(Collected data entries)

# # # # #

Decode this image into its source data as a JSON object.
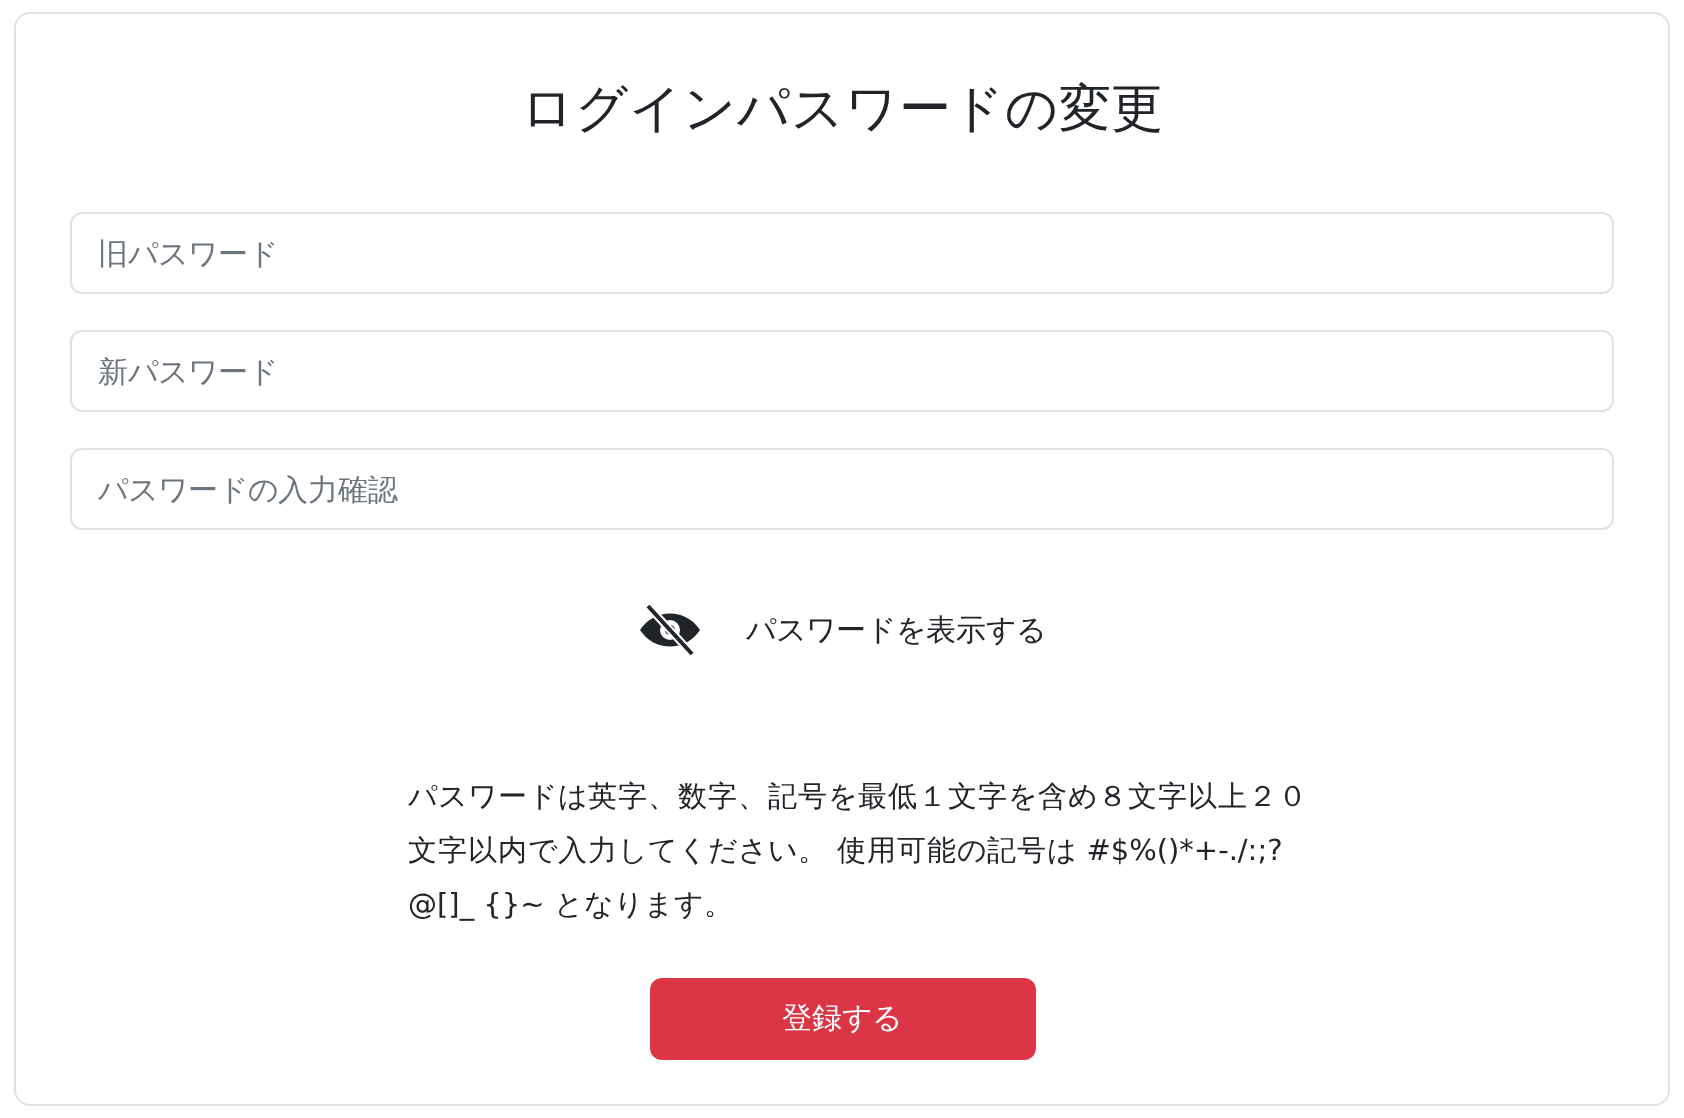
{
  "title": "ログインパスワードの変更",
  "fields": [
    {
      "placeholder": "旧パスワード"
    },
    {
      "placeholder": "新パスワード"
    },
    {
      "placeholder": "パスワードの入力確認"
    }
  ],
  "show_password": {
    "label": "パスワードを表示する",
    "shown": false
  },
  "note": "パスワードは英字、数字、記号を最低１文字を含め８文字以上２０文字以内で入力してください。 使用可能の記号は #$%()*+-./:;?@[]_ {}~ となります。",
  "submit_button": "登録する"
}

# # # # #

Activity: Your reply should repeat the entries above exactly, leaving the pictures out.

Answer to the problem:
Decode this image into its source data as a JSON object.
{
  "title": "ログインパスワードの変更",
  "fields": [
    {
      "placeholder": "旧パスワード"
    },
    {
      "placeholder": "新パスワード"
    },
    {
      "placeholder": "パスワードの入力確認"
    }
  ],
  "show_password": {
    "label": "パスワードを表示する",
    "shown": false
  },
  "note": "パスワードは英字、数字、記号を最低１文字を含め８文字以上２０文字以内で入力してください。 使用可能の記号は #$%()*+-./:;?@[]_ {}~ となります。",
  "submit_button": "登録する"
}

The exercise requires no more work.